By Staff Sgt. Alicia K. Borlik, USA
American Forces Press Service
WASHINGTON, April 22, 1999 Students in Department of Defense dependent schools were among the nation's best scorers in reading in a recent congressionally mandated annual test.
Fourth and eighth graders in DoD's overseas schools placed fourth and fifth, respectively, among the 43 states and jurisdictions that participated in the National Assessment of Educational Progress test. In defense stateside schools, fourth graders ranked 7th nationally and eighth graders, fourth.
The test rates academic achievement across a sample of schools each year, said Lillian Gonzales, director of the Department of Defense Education Activity. DoD schools have participated in the test, commonly known as the nation's report card, since 1994.
"It has served as a indicator of how well our school systems are doing in comparison to each other and in comparison to the national standards," Gonzales said. This year, the test targeted fourth and eighth graders and assessed their reading skills.
She attributed the students' success to a number of things, but topping the list is the curriculum taught in DoD schools. "Our curriculum is closely aligned to the national standards, which the test assesses," she said. "We are extremely focused on academic growth and achievement. We have the best-trained work force in the nation. We have highly skilled and trained teachers who are also highly committed."
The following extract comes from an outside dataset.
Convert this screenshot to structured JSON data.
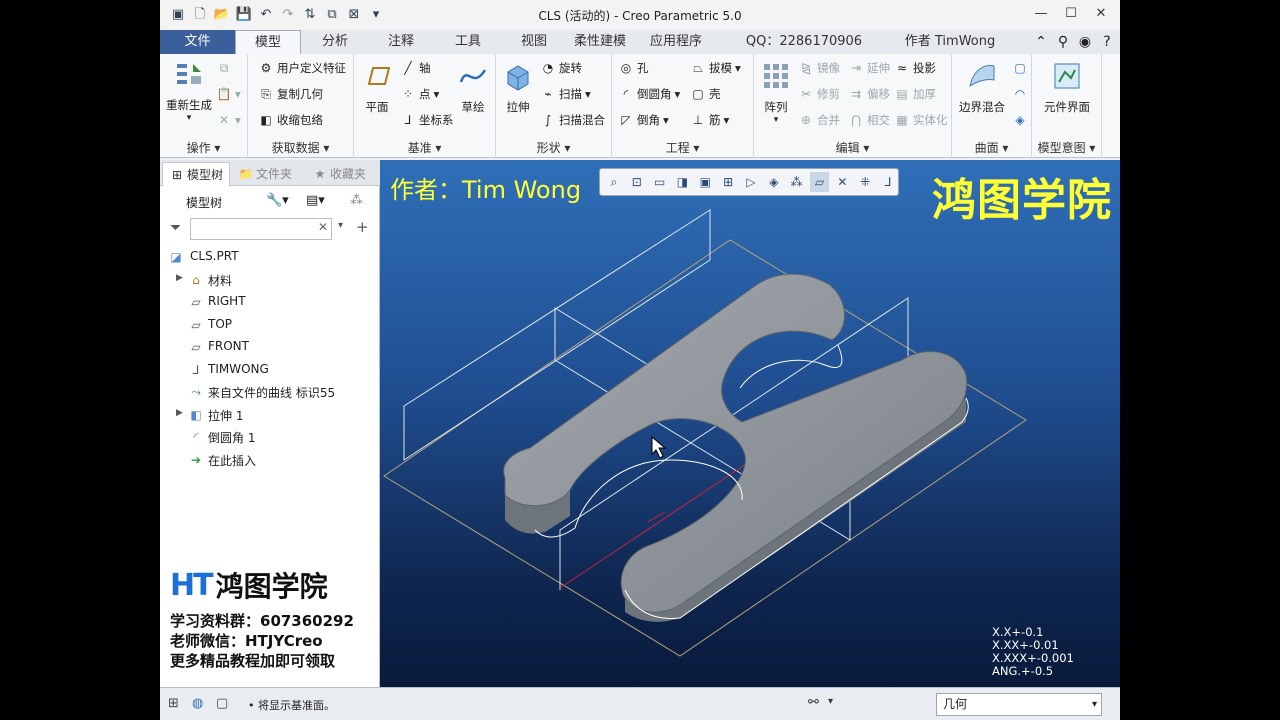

The national test also broke down test scores among minority students. African-American and Hispanic fourth graders in DoD's overseas schools ranked first nationally, and Asian students ranked fifth.
In DoD's stateside schools, African-American and Hispanic fourth graders ranked second nationally, and Asian students ranked sixth. No ethnic data was available for eighth graders.
"Our minority students did extremely well," Gonzales said. "We put a strong focus on reducing the gap between our minority and mainstream students. We had to establish some strategies that would help minority students achieve their highest potential."
She also credited technology for the students' performance. "We are focusing our abilities for all of our schools to have access to computers and the World Wide Web," she said.
Gonzales noted the DoD schools' military environment is also very conducive to learning: "It's safe and, therefore, conducive to learning."